Airport travel is surging ahead of Christmas and New Year's despite surging COVID-19 cases and pleas from public health officials for Americans to avoid traveling over the holidays. More than 1 million people passed through U.S. airport security checkpoints daily over the weekend, a level not seen since Nov. 29 at the end of the Thanksgiving weekend. Experts say Thanksgiving travel and gatherings contributed to the December surge in coronavirus infections. The seven-day rolling average of new cases has jumped from 176,000 a day before Thanksgiving to more than 215,000 a day. The Centers for Disease Control and Prevention has issued an advisory telling Americans that "postponing travel and staying home is the best way to protect yourself and others from COVID-19."

5

Brewers, restaurants to get boost under COVID-19 relief bill

Brewers and restaurateurs are among the big beneficiaries of the coronavirus stimulus package Congress is set to vote on Monday. Lawmakers did not immediately release details of the agreement, reached after months of negotiations, but it reportedly permanently extends lower tax rates for beer, wine, and spirit makers who had been bracing for excise tax increases Jan. 1. The package also reportedly includes a business-meals tax break President Trump has pushed for 2021 and 2022. Some lawmakers and economists didn't think it was a good idea to offer a "three-martini-lunch" during the pandemic because it encourages indoor dining.
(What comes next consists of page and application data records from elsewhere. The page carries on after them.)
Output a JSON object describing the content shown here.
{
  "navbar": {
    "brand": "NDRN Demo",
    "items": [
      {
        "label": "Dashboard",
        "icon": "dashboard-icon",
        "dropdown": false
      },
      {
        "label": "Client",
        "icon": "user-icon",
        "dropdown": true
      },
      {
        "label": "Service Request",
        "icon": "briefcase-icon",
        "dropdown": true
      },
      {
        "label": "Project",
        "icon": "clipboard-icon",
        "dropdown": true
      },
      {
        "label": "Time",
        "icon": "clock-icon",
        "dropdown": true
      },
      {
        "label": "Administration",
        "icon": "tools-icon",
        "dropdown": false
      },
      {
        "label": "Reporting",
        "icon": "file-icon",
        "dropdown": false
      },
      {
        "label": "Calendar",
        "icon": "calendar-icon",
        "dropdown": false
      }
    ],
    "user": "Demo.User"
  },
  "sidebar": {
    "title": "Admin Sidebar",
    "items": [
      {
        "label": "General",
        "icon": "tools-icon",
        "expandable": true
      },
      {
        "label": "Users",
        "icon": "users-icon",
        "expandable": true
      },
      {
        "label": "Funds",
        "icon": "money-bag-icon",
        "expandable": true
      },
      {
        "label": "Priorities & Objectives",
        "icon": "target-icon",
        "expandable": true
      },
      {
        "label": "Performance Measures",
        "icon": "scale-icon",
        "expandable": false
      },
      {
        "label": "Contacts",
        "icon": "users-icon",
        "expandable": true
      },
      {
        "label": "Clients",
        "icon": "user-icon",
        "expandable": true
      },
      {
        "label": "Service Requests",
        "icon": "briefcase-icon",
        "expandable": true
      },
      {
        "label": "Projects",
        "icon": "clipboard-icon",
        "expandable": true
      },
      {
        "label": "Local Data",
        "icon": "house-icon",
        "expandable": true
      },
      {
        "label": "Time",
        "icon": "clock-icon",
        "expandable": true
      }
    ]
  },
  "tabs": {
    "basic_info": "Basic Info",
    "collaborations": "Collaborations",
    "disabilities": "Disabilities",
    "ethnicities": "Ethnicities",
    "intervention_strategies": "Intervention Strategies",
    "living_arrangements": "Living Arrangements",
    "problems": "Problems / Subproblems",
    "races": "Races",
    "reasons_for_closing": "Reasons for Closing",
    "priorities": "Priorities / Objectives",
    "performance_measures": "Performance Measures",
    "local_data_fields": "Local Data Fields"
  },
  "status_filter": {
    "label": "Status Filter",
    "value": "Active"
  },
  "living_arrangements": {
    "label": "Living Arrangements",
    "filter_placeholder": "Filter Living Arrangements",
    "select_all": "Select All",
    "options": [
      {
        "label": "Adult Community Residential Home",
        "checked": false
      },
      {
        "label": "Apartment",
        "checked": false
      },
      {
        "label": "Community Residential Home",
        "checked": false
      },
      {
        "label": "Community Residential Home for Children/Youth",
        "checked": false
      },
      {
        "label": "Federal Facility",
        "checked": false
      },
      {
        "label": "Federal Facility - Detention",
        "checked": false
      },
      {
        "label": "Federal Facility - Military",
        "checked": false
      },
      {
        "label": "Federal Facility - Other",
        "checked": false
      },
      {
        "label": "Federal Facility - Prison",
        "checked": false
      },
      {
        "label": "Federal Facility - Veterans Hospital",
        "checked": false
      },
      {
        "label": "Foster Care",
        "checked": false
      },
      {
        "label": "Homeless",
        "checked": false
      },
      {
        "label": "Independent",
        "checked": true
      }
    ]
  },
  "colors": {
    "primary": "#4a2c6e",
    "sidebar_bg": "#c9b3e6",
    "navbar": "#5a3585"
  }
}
But restaurateurs, including Wolfgang Puck, convinced Trump that it would help struggling restaurants. Sen. Tim Scott (R-S.C.) called the measure a "no-brainer" that will "help save millions of restaurants."

Recommended

Russia's controversial new pipeline
The Nord pipeline.
Briefing

Russia's controversial new pipeline

10 things you need to know today: June 17, 2021
Biden meets Putin
Daily briefing

10 things you need to know today: June 17, 2021

Kim Jong Un admits North Korea's food situation is dire
Kim Jong Un.
crisis

Kim Jong Un admits North Korea's food situation is dire

The Biden comment that likely got Putin's attention
Joe Biden.
biden-putin summit

The Biden comment that likely got Putin's attention

Most Popular

7 toons about the Dems' Joe Manchin problem
Political Cartoon.
Feature

7 toons about the Dems' Joe Manchin problem

Bernie Sanders wants to know if cannabis reporter is 'stoned' right now
Bernie Sanders.
Sounds dope

Bernie Sanders wants to know if cannabis reporter is 'stoned' right now

Georgia election workers reportedly received a 'torrent' of threats
Trump rally.
The big lie

Georgia election workers reportedly received a 'torrent' of threats